The year is 2000. I’m slogging away at a Masters in Writing at UTS. I’d had two careers already, in film and television production at the ABC (an engine-room role) and as Principal of my own PR agency, but my dream had always been to become a writer. My children were grown up and living their own lives. One day towards the end of that year the phone rang and someone left a message saying they were Les Murray. Ha ha, I thought. As if Australia’s most famous living poet would be ringing me. I had sent a story titled Art and the Mermaid to the address on the Quadrant website. Imagine my disbelief and indescribable joy when I found out it wasn’t a friend playing a trick on me, but was in fact the real Les Murray, Literary Editor of Quadrant. He said he’d like to take Art and the Mermaid for Quadrant.
That phone call began an 18-year friendship and working relationship. It changed my life.
The thrill of seeing my work published regularly in Quadrant has given me credibility as a fiction writer and, more recently, as a poet. I’ve felt encouraged to continue to explore unique ways of expressing my thoughts and ideas.
Where would I be if it wasn’t for Les Murray? My writing career may never had started, or continued. To date, three books published, a fourth coming out next year – each book containing chapters that were first published in Quadrant.
Les’s inclusion of my work in the magazine has been instrumental in my development. He’s lifted my confidence, inspired me and made me proud of being a writer. Published in Quadrant was public validation and acceptance into the literary world.
We communicated about my stories and poetry through notes and postcards over all these years: I’d post him a submission and a short letter and he’d respond with either a chatty postcard to say ‘Yes’, or a note saying ‘Alas, …’
When Quadrant published my first story Art and the Mermaid in 2001, I had no idea the next 18 years would lead to 22 more stories and 4 poems published in Quadrant.
With the retirement of Les Murray as Literary Editor, it’s the poignant end of the era of Les at Quadrant. However, Les’s impact continues through the new and established writers he has fostered and who continue their careers. I am forever grateful that I was one of those writers. Congratulations. Literary Editor at Quadrant since March 1990.

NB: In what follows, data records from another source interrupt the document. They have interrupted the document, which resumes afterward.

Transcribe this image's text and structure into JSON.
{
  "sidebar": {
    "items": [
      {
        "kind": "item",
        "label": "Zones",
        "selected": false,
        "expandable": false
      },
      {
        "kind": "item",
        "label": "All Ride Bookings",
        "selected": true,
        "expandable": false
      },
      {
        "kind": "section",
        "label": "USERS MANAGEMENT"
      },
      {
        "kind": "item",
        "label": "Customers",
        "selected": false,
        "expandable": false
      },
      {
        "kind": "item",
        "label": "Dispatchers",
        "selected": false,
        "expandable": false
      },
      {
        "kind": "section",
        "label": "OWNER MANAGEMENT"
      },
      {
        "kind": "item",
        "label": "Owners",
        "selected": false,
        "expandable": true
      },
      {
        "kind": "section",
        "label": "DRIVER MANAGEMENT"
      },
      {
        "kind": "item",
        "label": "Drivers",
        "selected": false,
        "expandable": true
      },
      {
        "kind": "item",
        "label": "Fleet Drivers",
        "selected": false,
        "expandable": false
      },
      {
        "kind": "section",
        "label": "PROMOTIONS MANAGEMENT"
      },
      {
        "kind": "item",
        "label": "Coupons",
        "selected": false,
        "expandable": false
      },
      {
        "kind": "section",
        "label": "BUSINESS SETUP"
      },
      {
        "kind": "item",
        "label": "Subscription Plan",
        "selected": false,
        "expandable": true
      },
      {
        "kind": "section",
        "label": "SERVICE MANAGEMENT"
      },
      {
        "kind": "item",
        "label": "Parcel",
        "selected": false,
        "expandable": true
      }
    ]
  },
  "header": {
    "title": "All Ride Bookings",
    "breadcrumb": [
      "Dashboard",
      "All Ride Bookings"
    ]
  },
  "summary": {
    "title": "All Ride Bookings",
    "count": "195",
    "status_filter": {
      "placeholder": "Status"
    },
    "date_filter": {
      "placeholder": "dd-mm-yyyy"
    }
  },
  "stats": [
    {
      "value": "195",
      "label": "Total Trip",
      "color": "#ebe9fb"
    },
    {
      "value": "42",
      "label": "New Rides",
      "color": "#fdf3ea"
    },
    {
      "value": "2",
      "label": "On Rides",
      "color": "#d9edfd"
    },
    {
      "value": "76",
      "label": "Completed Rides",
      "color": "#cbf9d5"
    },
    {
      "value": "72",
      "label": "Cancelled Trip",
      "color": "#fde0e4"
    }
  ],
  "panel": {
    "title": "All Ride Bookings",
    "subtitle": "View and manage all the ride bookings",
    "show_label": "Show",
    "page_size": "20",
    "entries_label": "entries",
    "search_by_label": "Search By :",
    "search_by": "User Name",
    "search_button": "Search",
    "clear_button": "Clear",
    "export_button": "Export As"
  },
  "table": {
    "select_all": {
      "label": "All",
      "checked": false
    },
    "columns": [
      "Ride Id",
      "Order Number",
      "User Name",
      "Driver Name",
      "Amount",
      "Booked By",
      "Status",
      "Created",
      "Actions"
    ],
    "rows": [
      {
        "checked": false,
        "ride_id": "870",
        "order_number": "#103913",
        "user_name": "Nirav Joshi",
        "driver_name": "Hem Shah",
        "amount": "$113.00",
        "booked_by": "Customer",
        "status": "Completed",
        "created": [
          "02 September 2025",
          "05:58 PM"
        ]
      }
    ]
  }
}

Here is my story Art and the Mermaid, first published in Quadrant:
Once upon a time it came to pass, so it is said, that an enormous storm swept the coast of New South Wales, doing extensive damage to the ocean beaches – destroying jetties, breakwaters and washing away retaining walls. Mountainous seas swept Bondi Beach and dashed against the cliffs carrying ruin with every roller. At North Bondi near Ben Buckler a huge submerged block of sandstone weighing 233 tons was lifted ten feet and driven 160 feet to the edge of the cliff where it remains to this day.
One day a Sydney sculptor, Lyall Randolph, looked upon the rock and was inspired. The sculptor was a dreamer. Let us, he said, have two beautiful mermaids to grace the boulder. Using two Bondi women as models he cast the two mermaids in fibreglass and painted them in gold.
Without Council approval and at his own expense he erected The Mermaids for all to see on the giant rock that had been washed up by the sea. The Mermaids sat side by side on the rock. One shaded her eyes as she scanned the ocean and the other leant back in a relaxed fashion with an uplifted arm sweeping her hair up at the back of her neck. Their fishy tails complemented the curves and crevices of their bodies.
It so happened that less than a month after The Mermaids were put in place, one was stolen and damaged. The Council held many meetings to decide if she should be replaced using ratepayers’ money. The council had previously objected to the sculptor placing the statues there without Council permission. The sculptor had argued that before placing The Mermaids in position he had taken all necessary steps to obtain the requisite permission.
The large boulder at Ben Buckler, upon which The Mermaids were securely bolted and concreted, he said, is not in the municipality of Waverley at all. It is in the sea. According to the Australian Constitution high-tide mark is the defined limit of the Waverley Council’s domain. The Maritime Services Board and the Lands Department both advised me they had no objection to the erection of The Mermaids.
One Waverley Alderman said he wished both mermaids had been taken instead of only one. Someone else said the sculptor didn’t need the Council’s permission to put them there in the first place and the The Mermaids had given Bondi a great attraction without any cost to the Council. The sculptor said The Mermaids had brought great publicity to the Council. They had been featured in films, newspapers, television and the National Geographic magazine.
The Mayor used his casting vote in favour of the mermaid and she was re-installed.
For over ten years the two beautiful golden mermaids reclined at Ben Buckler, attracting many thousands of sightseers to the beach.
Poised on the huge boulder they braved the driving storms of winter until one day one was washed off. The Council saw its opportunity and removed the other.
Today, only the remnants of one mermaid remain – but not on the rock. In a glass cabinet in Waverley Library at Bondi Junction all that is left of the two beautiful mermaids is a figure with half a face. There’s a hole instead of a cheek, a dismembered torso, part of an uplifted arm, the tender groove of an armpit. And there, down below, a complete fish’s tail.
Copyright © 2018 Libby Sommer
Header image: Creative Commons